> RECORDS SHOWN
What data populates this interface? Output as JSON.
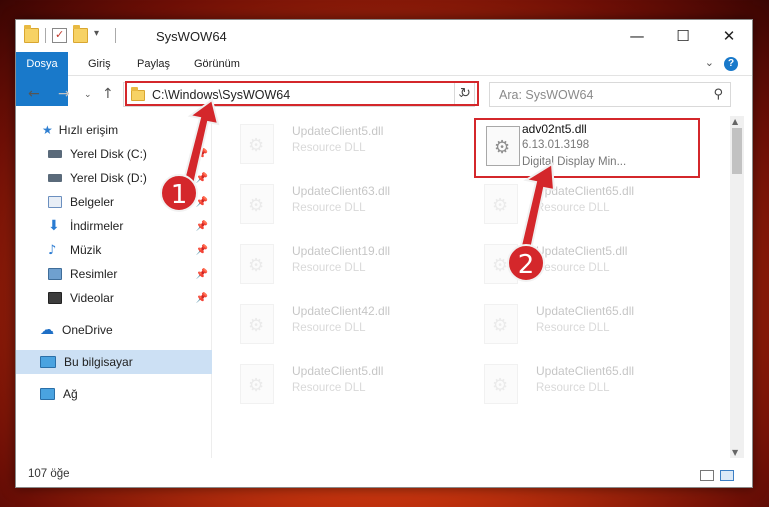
{
  "window": {
    "title": "SysWOW64",
    "minimize": "—",
    "maximize": "☐",
    "close": "✕"
  },
  "ribbon": {
    "tabs": [
      {
        "label": "Dosya"
      },
      {
        "label": "Giriş"
      },
      {
        "label": "Paylaş"
      },
      {
        "label": "Görünüm"
      }
    ],
    "help": "?"
  },
  "address": {
    "path": "C:\\Windows\\SysWOW64",
    "search_placeholder": "Ara: SysWOW64"
  },
  "nav": {
    "items": [
      {
        "label": "Hızlı erişim",
        "icon": "star-icon"
      },
      {
        "label": "Yerel Disk (C:)",
        "icon": "drive-icon",
        "pinned": true
      },
      {
        "label": "Yerel Disk (D:)",
        "icon": "drive-icon",
        "pinned": true
      },
      {
        "label": "Belgeler",
        "icon": "documents-icon",
        "pinned": true
      },
      {
        "label": "İndirmeler",
        "icon": "download-icon",
        "pinned": true
      },
      {
        "label": "Müzik",
        "icon": "music-icon",
        "pinned": true
      },
      {
        "label": "Resimler",
        "icon": "pictures-icon",
        "pinned": true
      },
      {
        "label": "Videolar",
        "icon": "videos-icon",
        "pinned": true
      },
      {
        "label": "OneDrive",
        "icon": "cloud-icon"
      },
      {
        "label": "Bu bilgisayar",
        "icon": "computer-icon",
        "selected": true
      },
      {
        "label": "Ağ",
        "icon": "network-icon"
      }
    ]
  },
  "files": [
    {
      "name": "UpdateClient5.dll",
      "line2": "Resource DLL"
    },
    {
      "name": "adv02nt5.dll",
      "line2": "6.13.01.3198",
      "line3": "Digital Display Min..."
    },
    {
      "name": "UpdateClient63.dll",
      "line2": "Resource DLL"
    },
    {
      "name": "UpdateClient65.dll",
      "line2": "Resource DLL"
    },
    {
      "name": "UpdateClient19.dll",
      "line2": "Resource DLL"
    },
    {
      "name": "UpdateClient5.dll",
      "line2": "Resource DLL"
    },
    {
      "name": "UpdateClient42.dll",
      "line2": "Resource DLL"
    },
    {
      "name": "UpdateClient65.dll",
      "line2": "Resource DLL"
    },
    {
      "name": "UpdateClient5.dll",
      "line2": "Resource DLL"
    },
    {
      "name": "UpdateClient65.dll",
      "line2": "Resource DLL"
    }
  ],
  "status": {
    "count": "107 öğe"
  },
  "annotations": {
    "step1": "1",
    "step2": "2",
    "color": "#d4272b"
  }
}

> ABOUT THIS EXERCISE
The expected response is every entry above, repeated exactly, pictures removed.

> EXERCISE ANSWER
What data populates this interface? Output as JSON.
{
  "window": {
    "title": "SysWOW64",
    "minimize": "—",
    "maximize": "☐",
    "close": "✕"
  },
  "ribbon": {
    "tabs": [
      {
        "label": "Dosya"
      },
      {
        "label": "Giriş"
      },
      {
        "label": "Paylaş"
      },
      {
        "label": "Görünüm"
      }
    ],
    "help": "?"
  },
  "address": {
    "path": "C:\\Windows\\SysWOW64",
    "search_placeholder": "Ara: SysWOW64"
  },
  "nav": {
    "items": [
      {
        "label": "Hızlı erişim",
        "icon": "star-icon"
      },
      {
        "label": "Yerel Disk (C:)",
        "icon": "drive-icon",
        "pinned": true
      },
      {
        "label": "Yerel Disk (D:)",
        "icon": "drive-icon",
        "pinned": true
      },
      {
        "label": "Belgeler",
        "icon": "documents-icon",
        "pinned": true
      },
      {
        "label": "İndirmeler",
        "icon": "download-icon",
        "pinned": true
      },
      {
        "label": "Müzik",
        "icon": "music-icon",
        "pinned": true
      },
      {
        "label": "Resimler",
        "icon": "pictures-icon",
        "pinned": true
      },
      {
        "label": "Videolar",
        "icon": "videos-icon",
        "pinned": true
      },
      {
        "label": "OneDrive",
        "icon": "cloud-icon"
      },
      {
        "label": "Bu bilgisayar",
        "icon": "computer-icon",
        "selected": true
      },
      {
        "label": "Ağ",
        "icon": "network-icon"
      }
    ]
  },
  "files": [
    {
      "name": "UpdateClient5.dll",
      "line2": "Resource DLL"
    },
    {
      "name": "adv02nt5.dll",
      "line2": "6.13.01.3198",
      "line3": "Digital Display Min..."
    },
    {
      "name": "UpdateClient63.dll",
      "line2": "Resource DLL"
    },
    {
      "name": "UpdateClient65.dll",
      "line2": "Resource DLL"
    },
    {
      "name": "UpdateClient19.dll",
      "line2": "Resource DLL"
    },
    {
      "name": "UpdateClient5.dll",
      "line2": "Resource DLL"
    },
    {
      "name": "UpdateClient42.dll",
      "line2": "Resource DLL"
    },
    {
      "name": "UpdateClient65.dll",
      "line2": "Resource DLL"
    },
    {
      "name": "UpdateClient5.dll",
      "line2": "Resource DLL"
    },
    {
      "name": "UpdateClient65.dll",
      "line2": "Resource DLL"
    }
  ],
  "status": {
    "count": "107 öğe"
  },
  "annotations": {
    "step1": "1",
    "step2": "2",
    "color": "#d4272b"
  }
}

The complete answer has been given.